Having repeatedly failed to pass amendments to the text of the treaty itself, which would require the United States and Russia to return to the negotiating table (effectively killing the deal), Senate Republicans appear to have found a way forward on New START, one that could address concerns surrounding U.S. missile-defense capability.
Earlier today, Sen. John McCain (R., Ariz.) — along with senators Jon Kyl (R., Ariz.), Lindsey Graham (R., S.C.), and Mark Kirk (R., Ill.) — introduced an amendment to the resolution of ratification (RoR), which is separate from the actual treaty.
Sen. Bob Corker (R., Tenn.) told reporters that amending the RoR was the most likely course of action for Republicans. “I think we all recognize that there won’t be an ability to actually change the treaty itself,” he said. “There are [other] ways of dealing with some of the concerns that exist.”
Corker said he is working on his own amendment to the RoR that would address numerous GOP concerns about missile defense. “I understand that there’s not an amendment to the treaty that is going to pass. Most of the concerns that people have are not actually in the four corners of the treaty anyway — they’re either about signing statements or what’s in the preamble, both of which are nonbinding.”
Corker, a member of the Senate Foreign Relations Committee, has emerged as a leading figure in the START negotiations. He said he has spoken with Vice President Joe Biden and Secretary of State Hillary Clinton in the past few days. But he played down his role as a leader in pushing START in the GOP caucus. “We’ve obviously had a lot of lunch discussions; we had a very pointed one today,” he said. Still, “I don’t think it’s my role to go out and lobby someone else on a national-security issue. Yes, I’ve had questions; yes, I’ve had people ask me about what I think about this or that.” But, he emphasized, he has not attempted to “twist elbows.”
On his conversations with administration officials, Corker said: “We haven’t talked about vote counts. We’ve talked more about issues.”
Meanwhile, at a press conference this afternoon, Sen. John Kerry (D., Mass.), the chairman of the Senate Foreign Relations Committee, called today’s closed-door intelligence briefing “very instructive” for senators who still had questions about the treaty. He also said that he was discussing possible changes to the RoR with Republicans.

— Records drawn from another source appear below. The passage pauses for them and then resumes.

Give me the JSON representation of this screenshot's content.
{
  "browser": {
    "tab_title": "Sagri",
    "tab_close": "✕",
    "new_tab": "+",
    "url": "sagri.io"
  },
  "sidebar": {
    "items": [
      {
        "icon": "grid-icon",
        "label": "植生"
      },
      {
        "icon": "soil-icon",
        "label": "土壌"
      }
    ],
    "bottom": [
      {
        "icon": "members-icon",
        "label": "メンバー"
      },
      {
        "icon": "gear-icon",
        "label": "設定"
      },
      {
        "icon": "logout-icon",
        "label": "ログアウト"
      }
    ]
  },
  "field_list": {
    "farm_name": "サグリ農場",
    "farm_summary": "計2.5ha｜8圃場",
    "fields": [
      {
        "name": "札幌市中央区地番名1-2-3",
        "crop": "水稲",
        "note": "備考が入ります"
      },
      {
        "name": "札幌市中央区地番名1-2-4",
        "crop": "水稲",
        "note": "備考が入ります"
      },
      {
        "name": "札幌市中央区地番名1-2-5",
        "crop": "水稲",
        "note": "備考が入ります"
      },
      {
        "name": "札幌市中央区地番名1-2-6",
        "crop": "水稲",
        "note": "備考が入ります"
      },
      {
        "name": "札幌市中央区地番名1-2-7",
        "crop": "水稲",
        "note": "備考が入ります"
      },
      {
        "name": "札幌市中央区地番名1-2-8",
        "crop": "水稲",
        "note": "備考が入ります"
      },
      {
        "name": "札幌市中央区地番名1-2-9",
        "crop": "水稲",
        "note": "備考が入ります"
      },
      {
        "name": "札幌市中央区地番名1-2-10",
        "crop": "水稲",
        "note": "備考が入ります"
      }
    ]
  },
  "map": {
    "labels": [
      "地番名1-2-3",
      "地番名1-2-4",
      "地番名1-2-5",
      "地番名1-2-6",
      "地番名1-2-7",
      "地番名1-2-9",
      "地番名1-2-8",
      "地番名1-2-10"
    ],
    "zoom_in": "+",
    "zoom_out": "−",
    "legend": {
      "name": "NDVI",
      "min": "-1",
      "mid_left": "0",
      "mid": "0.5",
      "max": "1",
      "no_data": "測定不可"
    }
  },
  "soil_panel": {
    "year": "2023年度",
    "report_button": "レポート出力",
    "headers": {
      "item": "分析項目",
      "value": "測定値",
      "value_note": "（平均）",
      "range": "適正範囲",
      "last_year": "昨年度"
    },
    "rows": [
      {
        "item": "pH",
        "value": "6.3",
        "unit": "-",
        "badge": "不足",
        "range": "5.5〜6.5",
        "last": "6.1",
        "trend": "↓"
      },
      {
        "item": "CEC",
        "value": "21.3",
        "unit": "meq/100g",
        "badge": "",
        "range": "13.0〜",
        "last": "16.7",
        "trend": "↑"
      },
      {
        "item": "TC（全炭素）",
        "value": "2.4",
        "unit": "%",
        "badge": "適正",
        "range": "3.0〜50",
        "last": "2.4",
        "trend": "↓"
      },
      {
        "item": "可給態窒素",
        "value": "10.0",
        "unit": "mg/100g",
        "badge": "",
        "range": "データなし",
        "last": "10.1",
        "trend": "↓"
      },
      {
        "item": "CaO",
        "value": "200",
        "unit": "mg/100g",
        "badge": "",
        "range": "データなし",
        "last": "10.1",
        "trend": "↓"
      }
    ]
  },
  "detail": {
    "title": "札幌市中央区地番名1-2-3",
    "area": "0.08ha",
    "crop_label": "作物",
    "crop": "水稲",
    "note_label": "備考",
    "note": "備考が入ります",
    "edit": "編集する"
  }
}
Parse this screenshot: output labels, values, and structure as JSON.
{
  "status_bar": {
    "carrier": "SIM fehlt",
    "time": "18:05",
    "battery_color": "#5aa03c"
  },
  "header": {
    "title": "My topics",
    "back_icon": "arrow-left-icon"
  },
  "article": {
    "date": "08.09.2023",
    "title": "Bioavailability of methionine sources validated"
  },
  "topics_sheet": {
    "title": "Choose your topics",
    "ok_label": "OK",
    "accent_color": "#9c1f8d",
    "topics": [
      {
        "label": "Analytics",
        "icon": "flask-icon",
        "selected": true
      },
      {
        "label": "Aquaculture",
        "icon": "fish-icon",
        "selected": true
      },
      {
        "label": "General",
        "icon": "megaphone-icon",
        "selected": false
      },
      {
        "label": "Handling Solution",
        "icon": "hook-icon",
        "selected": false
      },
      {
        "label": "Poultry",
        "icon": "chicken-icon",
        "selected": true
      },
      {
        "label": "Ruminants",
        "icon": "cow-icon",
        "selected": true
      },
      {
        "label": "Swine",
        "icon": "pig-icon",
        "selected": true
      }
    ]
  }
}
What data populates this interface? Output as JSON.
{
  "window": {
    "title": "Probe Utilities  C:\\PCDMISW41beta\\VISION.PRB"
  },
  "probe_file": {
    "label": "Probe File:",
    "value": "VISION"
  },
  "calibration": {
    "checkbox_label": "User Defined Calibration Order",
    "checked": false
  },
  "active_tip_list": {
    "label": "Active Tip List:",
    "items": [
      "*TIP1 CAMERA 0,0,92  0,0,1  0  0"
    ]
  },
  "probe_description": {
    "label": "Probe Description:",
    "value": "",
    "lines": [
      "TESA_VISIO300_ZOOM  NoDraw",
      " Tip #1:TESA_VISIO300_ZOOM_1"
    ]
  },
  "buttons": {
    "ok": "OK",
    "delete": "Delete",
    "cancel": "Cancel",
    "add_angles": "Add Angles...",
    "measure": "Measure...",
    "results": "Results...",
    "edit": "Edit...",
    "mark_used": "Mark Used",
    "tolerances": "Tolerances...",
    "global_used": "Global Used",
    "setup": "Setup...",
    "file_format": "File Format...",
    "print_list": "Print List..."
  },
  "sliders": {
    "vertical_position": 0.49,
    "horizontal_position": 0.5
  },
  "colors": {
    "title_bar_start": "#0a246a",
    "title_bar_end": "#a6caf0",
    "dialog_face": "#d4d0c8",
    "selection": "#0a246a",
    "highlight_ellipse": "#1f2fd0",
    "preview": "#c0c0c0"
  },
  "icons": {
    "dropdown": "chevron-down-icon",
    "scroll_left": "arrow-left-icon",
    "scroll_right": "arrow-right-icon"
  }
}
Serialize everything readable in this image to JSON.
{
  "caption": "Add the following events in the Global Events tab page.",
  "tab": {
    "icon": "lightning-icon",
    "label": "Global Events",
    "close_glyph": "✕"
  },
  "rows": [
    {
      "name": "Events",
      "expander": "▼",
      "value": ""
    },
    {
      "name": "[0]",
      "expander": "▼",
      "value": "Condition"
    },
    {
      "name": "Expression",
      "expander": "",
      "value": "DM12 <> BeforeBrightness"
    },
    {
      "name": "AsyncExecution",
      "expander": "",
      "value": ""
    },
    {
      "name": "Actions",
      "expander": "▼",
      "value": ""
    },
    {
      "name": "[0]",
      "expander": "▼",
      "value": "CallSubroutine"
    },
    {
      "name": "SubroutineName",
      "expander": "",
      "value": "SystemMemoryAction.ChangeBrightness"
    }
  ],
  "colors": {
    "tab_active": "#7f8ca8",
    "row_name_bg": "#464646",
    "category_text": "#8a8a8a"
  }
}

“We have included some 13 different amendments already that are in the resolution that reflect their concerns,” Kerry told reporters. “We were just having a conversation now with Senator Kyl. There may be some additional things that we can incorporate.” He remained confident that he has the 67 votes needed for ratification. “I anticipate we’re going to ratify this treaty,” Kerry said.